Detained Activist's Kafkaesque Nightmare By Ullrich Fichtner,1518,640109,00.html Ji Sizun, a legal activist who represented ordinary people, disappeared into the clutches of Chinese state security a year ago, on the fourth day of the Olympic Games in Beijing. He had wanted to demonstrate in one of the official "protest parks." Instead, he ended up in prison. When the Beijing attorney Liu receives a telephone call, his answering machine plays a loud electronic version of Beethoven's "Ode to Joy." He quickly picks up the phone, shouts into the receiver, laughs loudly and makes the stuttering sound of an engine running. In China, all of this is code for: Okay, I understand, everything is fine. Sometimes Liu gets up while he is talking, stands at a window, his body rocking back and forth, and looks out at the commotion surrounding Beijing's western train station -- a chaotic scene that mirrors his own hectic li

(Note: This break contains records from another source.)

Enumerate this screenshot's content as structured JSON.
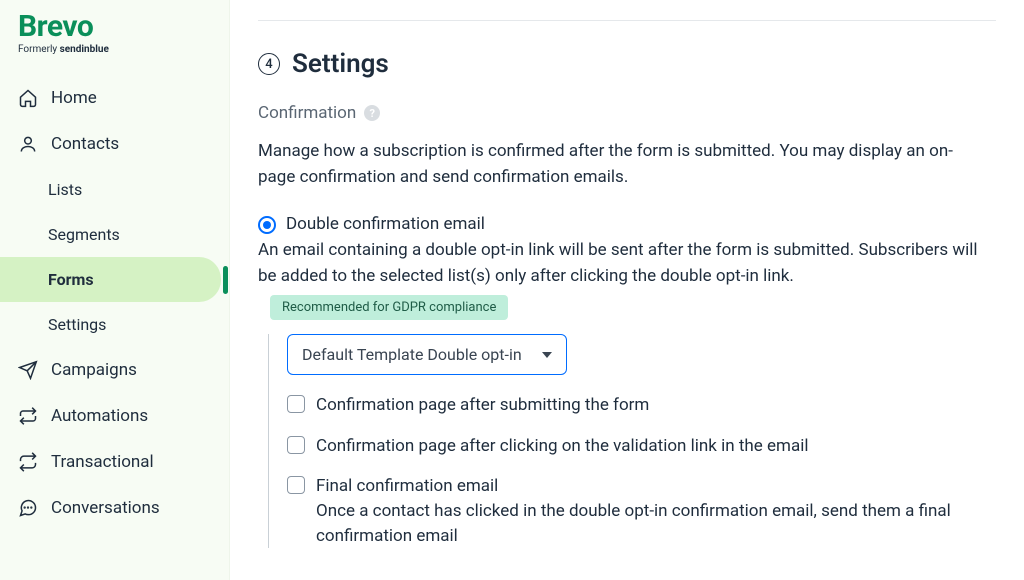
{
  "brand": {
    "name": "Brevo",
    "sub_prefix": "Formerly ",
    "sub_bold": "sendinblue"
  },
  "sidebar": {
    "items": [
      {
        "label": "Home",
        "icon": "home"
      },
      {
        "label": "Contacts",
        "icon": "user"
      },
      {
        "label": "Lists",
        "sub": true
      },
      {
        "label": "Segments",
        "sub": true
      },
      {
        "label": "Forms",
        "sub": true,
        "active": true
      },
      {
        "label": "Settings",
        "sub": true
      },
      {
        "label": "Campaigns",
        "icon": "send"
      },
      {
        "label": "Automations",
        "icon": "loop"
      },
      {
        "label": "Transactional",
        "icon": "repeat"
      },
      {
        "label": "Conversations",
        "icon": "chat"
      }
    ]
  },
  "main": {
    "step_number": "4",
    "step_title": "Settings",
    "section_label": "Confirmation",
    "description": "Manage how a subscription is confirmed after the form is submitted. You may display an on-page confirmation and send confirmation emails.",
    "radio": {
      "label": "Double confirmation email",
      "desc": " An email containing a double opt-in link will be sent after the form is submitted. Subscribers will be added to the selected list(s) only after clicking the double opt-in link."
    },
    "badge": "Recommended for GDPR compliance",
    "select_value": "Default Template Double opt-in",
    "checks": [
      {
        "label": "Confirmation page after submitting the form"
      },
      {
        "label": "Confirmation page after clicking on the validation link in the email"
      },
      {
        "label": "Final confirmation email",
        "sub": " Once a contact has clicked in the double opt-in confirmation email, send them a final confirmation email"
      }
    ]
  }
}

B.RAMAN The post-Prabakaran attempts by some never-say-die sections of the Sri Lankan Tamil diaspora across the world to resurrect the Liberation Tigers of Tamil Eelam (LTTE) suffered a blow on August 6,2009, when the Malaysian security agencies handed over to their Sri Lankan counterparts Kumaran Pathmanathan (known as KP), whom they had reportedly picked up from a hotel a few hours earlier. 2. It was suspected by investigation and intelligence agencies for some years that KP was residing in Malaysia and operating clandestinely from there with the help of LTTE sympathisers in the local Tamil community-----of Sri Lankan as well as Indian origin. For nearly 20 years he was a great asset to Prabakaran and the LTTE not because of any special political acumen he had, but because of his ability to work clandestinely without attracting much public attention to himself. 3. He emerged as the alleged main brain behind the LTTE's vast arms procurement, gun running, arms piracy f